1) I've enabled comments on this blog. Commenting is regarded as a basic human right among blog readers so I have relented and will encourage them here. I was worried about having to moderate, but realised that my readers would not require moderation as they are such a civil group of people. So feel free to argue, explicate and debate.
2) What is the world coming to? A correspondent pointed out this story about an anti-Shakespeare pressure group trying to publicise the lunatic idea that he didn't write the plays. Fine actors like Derek Jacobi and Mark Rylance are making themselves look like complete plonkers. Worse, it seems that Brunel University is launching an MA course on Shakespeare Authorship studies.
3) I've been posting a top ten list of "things you never knew about science and religion" to some discussion boards to gauge debate and publicise my book. Another correspondent has been working on this idea in the past. Here's my list:
1) In the Middle Ages, Christian universities laid down the foundations of modern science and took the subject of rational logic to heights not reached until the nineteenth century.
2) The Jesuits published over 6,000 scientific papers and texts between 1600 and 1773 including a third of those on electricity. They were by far the largest scientific organisation in the world.
3) Copernicus’s book, On the Revolutions of the Heavenly Spheres, was never banned by the church. Instead, the pope’s censors compiled a short insert with ten corrections intended to make clear heliocentricism was an unproven hypothesis. At the time, this is what it was.
4) During the Middle Ages, hardly anyone thought the Earth was flat. The question never arose with Christopher Columbus.
5) No one has ever been burnt at the stake for scientific ideas. The only great scientist to have been executed was the chemist Antione Lavoisier. ‘Freethinking’ anti-clerical French revolutionaries guillotined him in 1794, although for political reasons.
6) Calvin never said “Who will venture to place the authority of Copernicus above that of the Holy Spirit.
7) Even by the standards of their time, Sir Isaac Newton, Johann Kepler and Michael Faraday were devoutly religious. During the Enlightenment, when scepticism about religion became acceptable, scientists almost always remained committed Christians.
8) Christians did not try and destroy pagan Greek scientific ideas. Instead, they laboriously hand copied millions of words of Greek science and medicine thus ensuring they were preserved.
9) The church never tried to ban zero, lightning conductors or human dissection.
10) The concept of a good creator god who laid down the laws of nature at the beginning of time was an essential metaphysical foundation for modern science.
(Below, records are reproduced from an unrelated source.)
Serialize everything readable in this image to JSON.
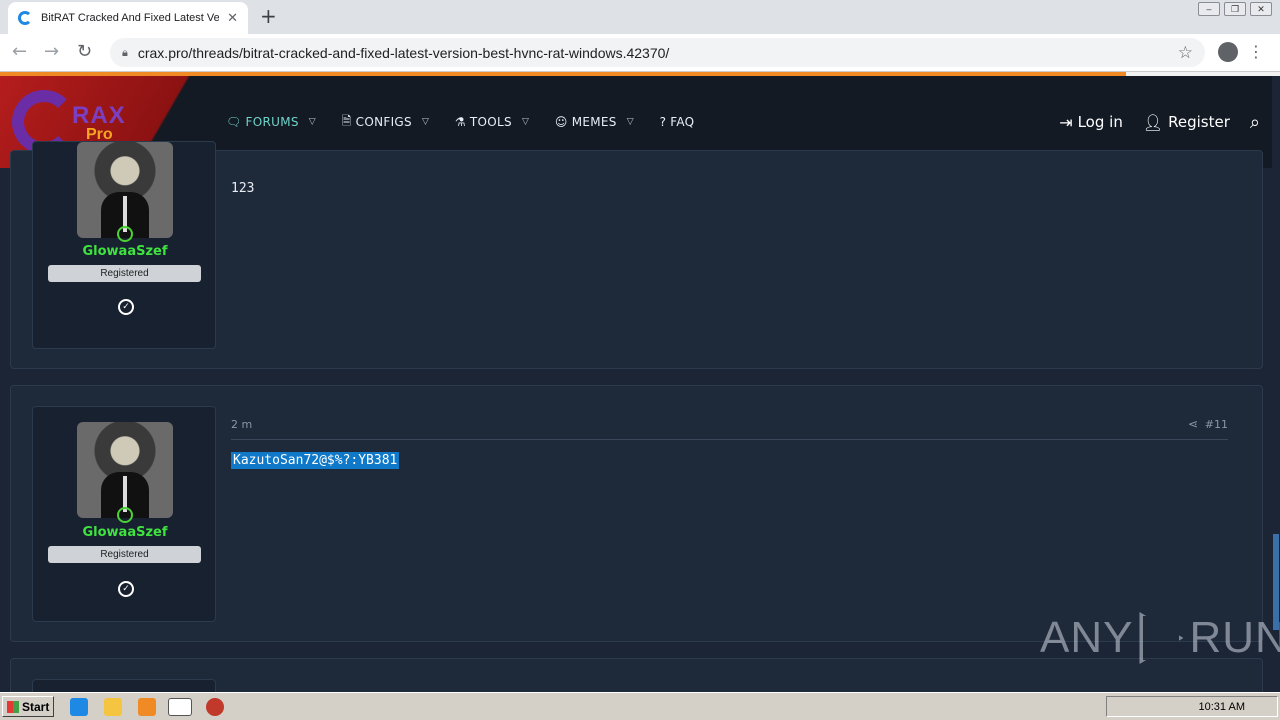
{
  "browser": {
    "tab_title": "BitRAT Cracked And Fixed Latest Ve",
    "tab_close": "✕",
    "new_tab": "+",
    "url": "crax.pro/threads/bitrat-cracked-and-fixed-latest-version-best-hvnc-rat-windows.42370/",
    "page_load_progress_pct": 88
  },
  "site": {
    "logo_rax": "RAX",
    "logo_pro": "Pro",
    "nav": [
      {
        "label": "FORUMS",
        "icon": "chat-icon"
      },
      {
        "label": "CONFIGS",
        "icon": "file-icon"
      },
      {
        "label": "TOOLS",
        "icon": "tools-icon"
      },
      {
        "label": "MEMES",
        "icon": "meme-icon"
      },
      {
        "label": "FAQ",
        "icon": "question-icon"
      }
    ],
    "login": "Log in",
    "register": "Register"
  },
  "posts": [
    {
      "username": "GlowaaSzef",
      "badge": "Registered",
      "message": "123"
    },
    {
      "username": "GlowaaSzef",
      "badge": "Registered",
      "time": "2 m",
      "post_number": "#11",
      "message": "KazutoSan72@$%?:YB381"
    }
  ],
  "watermark": {
    "left": "ANY",
    "right": "RUN"
  },
  "taskbar": {
    "start": "Start",
    "clock": "10:31 AM"
  }
}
Let me know if you think anything is needed to finesse the list, add or subtract or otherwise amend. In fact, I suppose that's what the comments function is for.
Click here to read the first chapter of God's Philosophers: How the Medieval World Laid the Foundations of Modern Science absolutely free.